Tuesday, March 9, 1999
Judge, Citing Bias, Orders NCAA to Stop
Using Test Scores to Establish Eligibility
By KARLA HAWORTH
A federal judge dealt a blow to the National
Collegiate Athletic Association on Monday, when he barred it from
using a rule under which freshman eligibility was determined in
part by scores on standardized tests. The judge found the rule
to be racially discriminatory.
The court's decision also answered two questions
posed by a U.S. Supreme Court ruling last month: whether the N.C.A.A.
is subject to a federal anti-discrimination law because its members
grant it authority to govern their sports programs, and whether

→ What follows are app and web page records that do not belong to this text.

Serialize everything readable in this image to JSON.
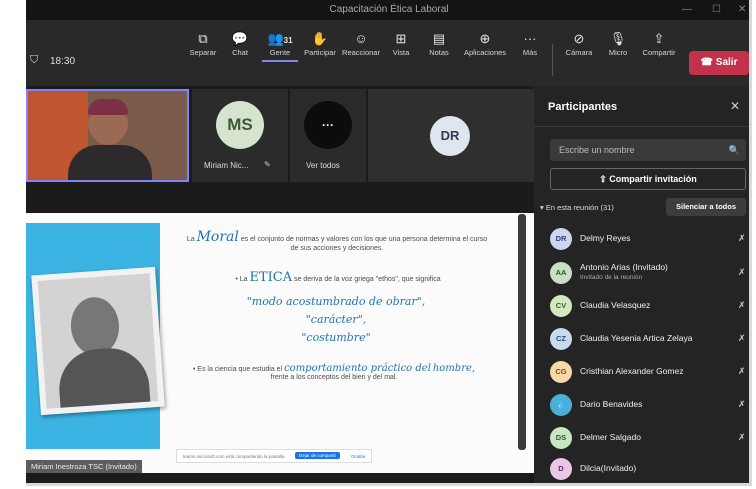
{
  "window": {
    "title": "Capacitación Ética Laboral"
  },
  "toolbar": {
    "time": "18:30",
    "people_count": "31",
    "buttons": [
      {
        "label": "Separar",
        "icon": "popout-icon"
      },
      {
        "label": "Chat",
        "icon": "chat-icon"
      },
      {
        "label": "Gente",
        "icon": "people-icon"
      },
      {
        "label": "Participar",
        "icon": "raise-hand-icon"
      },
      {
        "label": "Reaccionar",
        "icon": "smiley-icon"
      },
      {
        "label": "Vista",
        "icon": "grid-icon"
      },
      {
        "label": "Notas",
        "icon": "notes-icon"
      },
      {
        "label": "Aplicaciones",
        "icon": "add-app-icon"
      },
      {
        "label": "Más",
        "icon": "more-icon"
      },
      {
        "label": "Cámara",
        "icon": "camera-off-icon"
      },
      {
        "label": "Micro",
        "icon": "mic-off-icon"
      },
      {
        "label": "Compartir",
        "icon": "share-icon"
      }
    ],
    "leave_label": "Salir"
  },
  "tiles": {
    "ms_initials": "MS",
    "ms_name": "Miriam Nic...",
    "see_all_label": "Ver todos",
    "see_all_glyph": "···",
    "dr_initials": "DR"
  },
  "slide": {
    "line1_prefix": "La",
    "line1_word": "Moral",
    "line1_rest": "es el conjunto de normas y valores con los que una persona determina el curso de sus acciones y decisiones.",
    "line2_prefix": "• La",
    "line2_word": "ETICA",
    "line2_rest": "se deriva de la voz griega \"ethos\", que significa",
    "hand1": "\"modo acostumbrado de obrar\",",
    "hand2": "\"carácter\",",
    "hand3": "\"costumbre\"",
    "line3_prefix": "• Es la ciencia que estudia el",
    "line3_word1": "comportamiento práctico del",
    "line3_word2": "hombre,",
    "line3_rest": "frente a los conceptos del bien y del mal.",
    "share_notice": "teams.microsoft.com está compartiendo la pantalla",
    "stop_share": "Dejar de compartir",
    "hide": "Ocultar"
  },
  "presenter_label": "Miriam Inestroza TSC (Invitado)",
  "panel": {
    "title": "Participantes",
    "search_placeholder": "Escribe un nombre",
    "share_invite": "Compartir invitación",
    "in_meeting": "En esta reunión (31)",
    "mute_all": "Silenciar a todos",
    "participants": [
      {
        "initials": "DR",
        "name": "Delmy Reyes",
        "sub": "",
        "color": "#cfd4f2",
        "fg": "#3b3f6b"
      },
      {
        "initials": "AA",
        "name": "Antonio Arias (Invitado)",
        "sub": "Invitado de la reunión",
        "color": "#c8e0c4",
        "fg": "#2e5a2a"
      },
      {
        "initials": "CV",
        "name": "Claudia Velasquez",
        "sub": "",
        "color": "#d4e8c0",
        "fg": "#3d5a23"
      },
      {
        "initials": "CZ",
        "name": "Claudia Yesenia Artica Zelaya",
        "sub": "",
        "color": "#cbd9ec",
        "fg": "#2d4a70"
      },
      {
        "initials": "CG",
        "name": "Cristhian Alexander Gomez",
        "sub": "",
        "color": "#f6d9a6",
        "fg": "#7a4f0f"
      },
      {
        "initials": "",
        "name": "Dario Benavides",
        "sub": "",
        "color": "#4ab0d8",
        "fg": "#ffffff"
      },
      {
        "initials": "DS",
        "name": "Delmer Salgado",
        "sub": "",
        "color": "#c9e6c3",
        "fg": "#2d5e29"
      },
      {
        "initials": "D",
        "name": "Dilcia(Invitado)",
        "sub": "",
        "color": "#e9c7e6",
        "fg": "#6b2b66"
      }
    ]
  },
  "colors": {
    "accent": "#7f85f5",
    "leave": "#c4314b",
    "slide_blue": "#3cb4e3",
    "handwriting": "#1d73b7"
  }
}
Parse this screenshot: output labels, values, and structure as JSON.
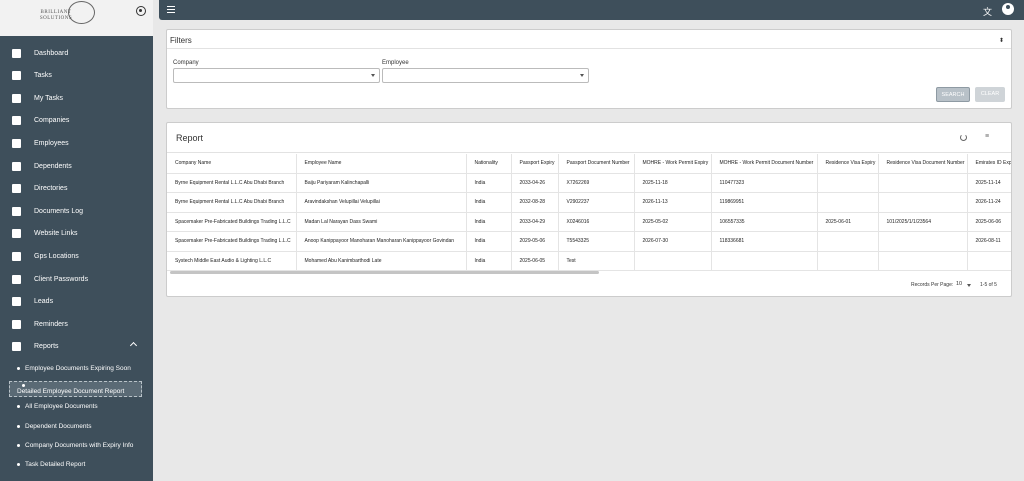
{
  "brand": {
    "logo_line1": "BRILLIANT",
    "logo_line2": "SOLUTIONS"
  },
  "sidebar": {
    "items": [
      {
        "label": "Dashboard",
        "icon": "dashboard-icon"
      },
      {
        "label": "Tasks",
        "icon": "tasks-icon"
      },
      {
        "label": "My Tasks",
        "icon": "list-icon"
      },
      {
        "label": "Companies",
        "icon": "building-icon"
      },
      {
        "label": "Employees",
        "icon": "people-icon"
      },
      {
        "label": "Dependents",
        "icon": "group-icon"
      },
      {
        "label": "Directories",
        "icon": "folder-icon"
      },
      {
        "label": "Documents Log",
        "icon": "eye-icon"
      },
      {
        "label": "Website Links",
        "icon": "link-icon"
      },
      {
        "label": "Gps Locations",
        "icon": "location-icon"
      },
      {
        "label": "Client Passwords",
        "icon": "key-icon"
      },
      {
        "label": "Leads",
        "icon": "leads-icon"
      },
      {
        "label": "Reminders",
        "icon": "calendar-icon"
      },
      {
        "label": "Reports",
        "icon": "reports-icon"
      }
    ],
    "report_subitems": [
      {
        "label": "Employee Documents Expiring Soon"
      },
      {
        "label": "Detailed Employee Document Report"
      },
      {
        "label": "All Employee Documents"
      },
      {
        "label": "Dependent Documents"
      },
      {
        "label": "Company Documents with Expiry Info"
      },
      {
        "label": "Task Detailed Report"
      }
    ]
  },
  "topbar": {
    "translate_icon": "translate-icon",
    "user_icon": "account-circle-icon"
  },
  "filters": {
    "title": "Filters",
    "company_label": "Company",
    "employee_label": "Employee",
    "company_value": "",
    "employee_value": "",
    "search_label": "SEARCH",
    "clear_label": "CLEAR"
  },
  "report": {
    "title": "Report",
    "columns": [
      "Company Name",
      "Employee Name",
      "Nationality",
      "Passport Expiry",
      "Passport Document Number",
      "MOHRE - Work Permit Expiry",
      "MOHRE - Work Permit Document Number",
      "Residence Visa Expiry",
      "Residence Visa Document Number",
      "Emirates ID Expiry"
    ],
    "rows": [
      [
        "Byrne Equipment Rental L.L.C Abu Dhabi Branch",
        "Baiju Pariyaram Kalinchapalli",
        "India",
        "2033-04-26",
        "X7262269",
        "2025-11-18",
        "110477323",
        "",
        "",
        "2025-11-14"
      ],
      [
        "Byrne Equipment Rental L.L.C Abu Dhabi Branch",
        "Aravindakshan Velupillai Velupillai",
        "India",
        "2032-08-28",
        "V2902237",
        "2026-11-13",
        "119869951",
        "",
        "",
        "2026-11-24"
      ],
      [
        "Spacemaker Pre-Fabricated Buildings Trading L.L.C",
        "Madan Lal Narayan Dass Swami",
        "India",
        "2033-04-29",
        "X0246016",
        "2025-05-02",
        "106557335",
        "2025-06-01",
        "101/2025/1/1/23564",
        "2025-06-06"
      ],
      [
        "Spacemaker Pre-Fabricated Buildings Trading L.L.C",
        "Anoop Kanippayoor Manoharan Manoharan Kanippayoor Govindan",
        "India",
        "2029-05-06",
        "T5543325",
        "2026-07-30",
        "118336681",
        "",
        "",
        "2026-08-11"
      ],
      [
        "Systech Middle East Audio & Lighting L.L.C",
        "Mohamed Abu Kanimbarthodi Late",
        "India",
        "2025-06-05",
        "Test",
        "",
        "",
        "",
        "",
        ""
      ]
    ],
    "records_per_page_label": "Records Per Page:",
    "records_per_page": "10",
    "range": "1-5 of 5"
  }
}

the law applies to the association because a non-profit group
affiliated with it clearly does receive federal funds. The answer
to both, said Judge Ronald L. Buckwalter, is yes.

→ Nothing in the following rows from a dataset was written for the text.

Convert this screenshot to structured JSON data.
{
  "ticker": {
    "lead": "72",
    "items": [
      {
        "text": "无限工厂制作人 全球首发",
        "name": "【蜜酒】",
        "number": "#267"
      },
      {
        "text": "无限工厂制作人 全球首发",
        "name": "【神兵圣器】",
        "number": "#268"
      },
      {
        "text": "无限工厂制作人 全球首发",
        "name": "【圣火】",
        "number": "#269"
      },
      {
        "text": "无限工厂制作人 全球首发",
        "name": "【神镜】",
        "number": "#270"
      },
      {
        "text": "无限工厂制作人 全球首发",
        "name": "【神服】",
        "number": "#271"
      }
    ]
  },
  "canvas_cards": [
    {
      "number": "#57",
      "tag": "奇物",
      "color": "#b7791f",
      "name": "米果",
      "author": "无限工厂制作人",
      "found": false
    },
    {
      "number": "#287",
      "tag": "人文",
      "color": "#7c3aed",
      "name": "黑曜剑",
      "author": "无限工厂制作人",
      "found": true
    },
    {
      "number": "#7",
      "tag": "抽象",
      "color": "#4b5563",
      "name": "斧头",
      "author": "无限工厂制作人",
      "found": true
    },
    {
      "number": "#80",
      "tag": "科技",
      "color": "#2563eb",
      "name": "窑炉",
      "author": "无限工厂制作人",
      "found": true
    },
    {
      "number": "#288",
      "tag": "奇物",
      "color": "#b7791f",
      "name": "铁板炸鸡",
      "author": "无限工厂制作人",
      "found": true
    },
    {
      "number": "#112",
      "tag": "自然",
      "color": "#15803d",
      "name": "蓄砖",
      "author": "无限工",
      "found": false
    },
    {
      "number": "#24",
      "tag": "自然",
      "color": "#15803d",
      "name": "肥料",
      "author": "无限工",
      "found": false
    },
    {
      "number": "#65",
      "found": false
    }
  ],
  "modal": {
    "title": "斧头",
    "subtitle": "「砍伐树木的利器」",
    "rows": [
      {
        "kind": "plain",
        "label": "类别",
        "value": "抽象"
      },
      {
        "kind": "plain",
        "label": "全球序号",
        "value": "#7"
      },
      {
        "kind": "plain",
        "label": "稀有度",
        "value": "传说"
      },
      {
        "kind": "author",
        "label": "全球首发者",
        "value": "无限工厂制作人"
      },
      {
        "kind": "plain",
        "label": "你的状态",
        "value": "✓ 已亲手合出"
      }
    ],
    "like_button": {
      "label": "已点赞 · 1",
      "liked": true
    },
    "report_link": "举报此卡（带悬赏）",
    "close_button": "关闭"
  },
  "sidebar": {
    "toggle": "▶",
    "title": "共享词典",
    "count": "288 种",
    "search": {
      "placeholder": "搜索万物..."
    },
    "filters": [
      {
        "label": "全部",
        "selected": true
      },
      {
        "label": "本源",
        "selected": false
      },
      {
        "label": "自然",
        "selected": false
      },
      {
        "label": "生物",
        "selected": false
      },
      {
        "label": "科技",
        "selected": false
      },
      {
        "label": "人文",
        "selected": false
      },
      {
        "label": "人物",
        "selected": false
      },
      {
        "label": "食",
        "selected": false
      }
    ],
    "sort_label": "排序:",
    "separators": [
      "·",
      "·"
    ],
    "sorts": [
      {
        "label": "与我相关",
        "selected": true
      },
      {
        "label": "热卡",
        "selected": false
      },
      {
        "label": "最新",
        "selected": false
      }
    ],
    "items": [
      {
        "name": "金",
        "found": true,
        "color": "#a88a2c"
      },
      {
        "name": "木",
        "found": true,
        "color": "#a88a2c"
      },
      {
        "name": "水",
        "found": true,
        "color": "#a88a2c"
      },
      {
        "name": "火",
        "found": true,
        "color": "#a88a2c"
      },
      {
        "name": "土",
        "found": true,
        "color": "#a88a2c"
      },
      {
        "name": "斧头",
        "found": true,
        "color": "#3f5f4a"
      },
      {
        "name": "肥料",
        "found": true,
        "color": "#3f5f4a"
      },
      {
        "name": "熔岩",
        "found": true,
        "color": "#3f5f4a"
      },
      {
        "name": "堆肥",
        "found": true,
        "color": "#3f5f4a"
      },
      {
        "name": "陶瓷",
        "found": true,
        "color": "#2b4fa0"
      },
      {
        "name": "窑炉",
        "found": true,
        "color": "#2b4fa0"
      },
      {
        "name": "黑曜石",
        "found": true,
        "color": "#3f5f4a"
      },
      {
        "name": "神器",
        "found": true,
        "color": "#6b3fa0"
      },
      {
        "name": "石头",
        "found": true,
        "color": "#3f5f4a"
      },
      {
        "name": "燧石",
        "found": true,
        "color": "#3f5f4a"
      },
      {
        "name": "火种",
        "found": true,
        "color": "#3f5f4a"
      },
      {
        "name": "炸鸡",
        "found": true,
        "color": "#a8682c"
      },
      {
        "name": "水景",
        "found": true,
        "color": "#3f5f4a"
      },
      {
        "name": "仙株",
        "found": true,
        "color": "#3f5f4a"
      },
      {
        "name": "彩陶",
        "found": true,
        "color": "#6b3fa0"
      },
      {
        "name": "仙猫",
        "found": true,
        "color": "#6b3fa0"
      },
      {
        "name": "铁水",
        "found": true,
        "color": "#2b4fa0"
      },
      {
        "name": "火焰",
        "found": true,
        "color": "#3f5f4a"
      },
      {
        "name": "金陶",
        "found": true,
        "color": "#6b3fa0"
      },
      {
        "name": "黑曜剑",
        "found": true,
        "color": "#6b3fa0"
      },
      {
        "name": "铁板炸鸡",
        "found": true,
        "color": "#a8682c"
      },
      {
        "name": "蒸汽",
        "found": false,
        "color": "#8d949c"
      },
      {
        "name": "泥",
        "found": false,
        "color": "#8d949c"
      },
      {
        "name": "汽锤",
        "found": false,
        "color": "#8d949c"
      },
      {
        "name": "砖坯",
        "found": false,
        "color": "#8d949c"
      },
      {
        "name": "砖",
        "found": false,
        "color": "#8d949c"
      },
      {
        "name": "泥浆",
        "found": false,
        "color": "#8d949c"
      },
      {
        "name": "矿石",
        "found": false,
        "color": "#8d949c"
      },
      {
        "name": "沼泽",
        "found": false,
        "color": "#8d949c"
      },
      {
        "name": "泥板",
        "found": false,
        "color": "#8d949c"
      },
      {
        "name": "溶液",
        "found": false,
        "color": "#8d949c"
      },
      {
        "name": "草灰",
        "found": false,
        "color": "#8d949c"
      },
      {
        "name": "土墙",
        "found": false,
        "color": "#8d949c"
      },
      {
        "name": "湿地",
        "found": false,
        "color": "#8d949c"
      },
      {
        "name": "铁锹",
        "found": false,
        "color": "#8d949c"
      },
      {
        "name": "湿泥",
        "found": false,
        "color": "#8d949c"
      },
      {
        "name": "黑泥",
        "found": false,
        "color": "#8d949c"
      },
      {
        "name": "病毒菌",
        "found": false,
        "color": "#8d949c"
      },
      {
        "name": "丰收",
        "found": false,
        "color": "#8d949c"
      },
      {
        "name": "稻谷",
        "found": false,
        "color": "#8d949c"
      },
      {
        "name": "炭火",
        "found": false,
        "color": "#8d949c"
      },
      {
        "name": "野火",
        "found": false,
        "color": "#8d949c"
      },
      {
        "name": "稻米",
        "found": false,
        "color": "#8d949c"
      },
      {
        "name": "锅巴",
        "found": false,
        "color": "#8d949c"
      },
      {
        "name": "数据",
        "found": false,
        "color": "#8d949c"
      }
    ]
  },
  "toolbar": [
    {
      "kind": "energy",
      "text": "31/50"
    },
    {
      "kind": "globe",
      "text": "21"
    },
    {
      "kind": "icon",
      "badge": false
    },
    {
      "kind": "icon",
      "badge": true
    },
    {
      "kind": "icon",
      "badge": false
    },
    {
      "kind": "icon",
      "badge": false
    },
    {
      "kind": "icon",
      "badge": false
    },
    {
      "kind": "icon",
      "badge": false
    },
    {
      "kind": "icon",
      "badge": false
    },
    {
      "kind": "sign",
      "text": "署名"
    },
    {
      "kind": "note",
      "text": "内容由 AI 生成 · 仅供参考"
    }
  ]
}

That means the N.C.A.A. can be sued under federal
statutes that prohibit race and sex discrimination at institutions
that receive federal funds, said Adele P. Kimmel, a lawyer for

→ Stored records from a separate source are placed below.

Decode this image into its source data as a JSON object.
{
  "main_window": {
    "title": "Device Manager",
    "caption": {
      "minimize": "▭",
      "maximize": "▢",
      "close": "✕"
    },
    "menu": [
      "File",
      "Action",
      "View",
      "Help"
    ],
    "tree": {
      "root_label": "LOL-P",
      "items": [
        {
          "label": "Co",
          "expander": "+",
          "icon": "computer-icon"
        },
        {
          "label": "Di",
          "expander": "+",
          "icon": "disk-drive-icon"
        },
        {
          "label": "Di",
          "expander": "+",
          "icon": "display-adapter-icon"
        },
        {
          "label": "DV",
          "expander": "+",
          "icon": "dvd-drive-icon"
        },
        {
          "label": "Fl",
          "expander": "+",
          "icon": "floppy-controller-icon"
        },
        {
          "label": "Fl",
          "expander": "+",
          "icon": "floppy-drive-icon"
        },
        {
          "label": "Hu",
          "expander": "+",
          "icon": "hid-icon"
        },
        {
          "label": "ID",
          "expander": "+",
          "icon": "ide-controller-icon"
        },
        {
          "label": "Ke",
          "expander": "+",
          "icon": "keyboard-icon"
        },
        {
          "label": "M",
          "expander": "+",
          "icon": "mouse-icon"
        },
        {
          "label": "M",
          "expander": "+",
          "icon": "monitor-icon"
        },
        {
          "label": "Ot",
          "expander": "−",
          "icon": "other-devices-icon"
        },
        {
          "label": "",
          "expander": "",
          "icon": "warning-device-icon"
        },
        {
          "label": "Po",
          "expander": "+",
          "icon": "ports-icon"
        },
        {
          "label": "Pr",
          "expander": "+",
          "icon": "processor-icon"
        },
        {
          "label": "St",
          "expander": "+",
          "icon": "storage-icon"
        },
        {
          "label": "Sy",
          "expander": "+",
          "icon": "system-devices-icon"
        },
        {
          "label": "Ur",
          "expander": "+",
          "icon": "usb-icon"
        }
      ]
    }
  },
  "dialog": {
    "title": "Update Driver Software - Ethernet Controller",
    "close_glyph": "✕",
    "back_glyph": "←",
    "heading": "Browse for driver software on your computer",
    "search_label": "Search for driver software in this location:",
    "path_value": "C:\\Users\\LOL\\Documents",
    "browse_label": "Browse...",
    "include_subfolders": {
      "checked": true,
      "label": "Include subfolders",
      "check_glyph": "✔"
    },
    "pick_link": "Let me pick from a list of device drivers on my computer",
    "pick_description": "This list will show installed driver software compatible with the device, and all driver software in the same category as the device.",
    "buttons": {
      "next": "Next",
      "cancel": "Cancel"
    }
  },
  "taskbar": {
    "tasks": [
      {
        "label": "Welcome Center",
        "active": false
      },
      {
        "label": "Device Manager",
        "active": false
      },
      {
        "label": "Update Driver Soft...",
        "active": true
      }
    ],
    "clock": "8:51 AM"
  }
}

the group that brought the suit that was decided Monday. Judge
Buckwalter's opinion also leaves colleges without any rules to
determine whether freshman athletes may play.
The N.C.A.A. plans to ask the court to stay the
"This is an enormous victory," said Ms. Kimmel
of Trial Lawyers for Public Justice, a non-profit group that filed
a class-action lawsuit against the N.C.A.A. in 1997. The suit
charged that the association's requirements for freshman eligibility
discriminate against black athletes.
The lawsuit, filed in U.S. District Court in
Philadelphia, asserted that the test-score cutoff provision of
Proposition 16 -- an N.C.A.A. rule that raised eligibility for
freshmen to participate in intercollegiate athletics -- violated
Title VI of the Civil Rights Act of 1964, which prohibits race
discrimination at institutions that receive federal funds.
The lawsuit was filed on behalf of two college
students, Tai Kwan Cureton and Leatrice Shaw, black athletes who
were freshmen at the time. Both had received good grades in high
school, but neither had achieved an SAT score of at least 820,
the minimum required under Proposition 16. As a result, both were
barred from competing as freshmen at Division I colleges, making
them less-desirable recruits at the colleges to which they had
In a 54-page decision, Judge Buckwalter ordered
the association to immediately stop using minimum standardized-test
scores as a requirement for freshman eligibility, saying that
that provision is illegal.
The initial-eligibility rule "has an unjustified
disparate impact against African Americans," Judge Buckwalter
wrote. He concluded: "The N.C.A.A. has not produced any evidence
demonstrating that the cutoff score used in Proposition 16 serves,
in any significant way, the goal of raising student-athlete graduation
The "racially adverse impact caused by the SAT
cutoff score is not justified by any legitimate educational necessity,"
The judge answered lingering questions from last
month's Supreme Court ruling in a gender-discrimination case against
the N.C.A.A. In that case, National Collegiate Athletic Association
v. R.M. Smith, the High Court found that the N.C.A.A. should
not be subject to Title IX of the Education Amendments of 1972,
a federal law barring sex discrimination, simply because it collects
dues from colleges that are covered by the law.
Judge Buckwalter reasoned that the Smith case
was applicable because Title IX was modeled after Title VI, replacing
the words "race, color, or national origin" with "sex."
Elsa Cole, general counsel for the N.C.A.A.,
said that she was "very pleased" with parts of the decision. Although
the court rejected the N.C.A.A.'s cutoff score, she said that
it did realize that "raising athlete-graduation rates is a legitimate
"The court has enjoined us from using Proposition
16 because we didn't provide a sufficient record of research to
correlate that specific SAT score with success in college," Ms.
Cole said. "But the court left it open for us to pass a new rule.
That allows us the opportunity to review initial eligibility further
with our membership."
Haworth, Karla. "Judge, citing bias, orders NCAA to stop using test scores to establish eligibility." Chronicle of Higher Education. 9 Mar 1999. For Fee$$ http://chronicle.com/cgi2-bin/texis/chronicle/search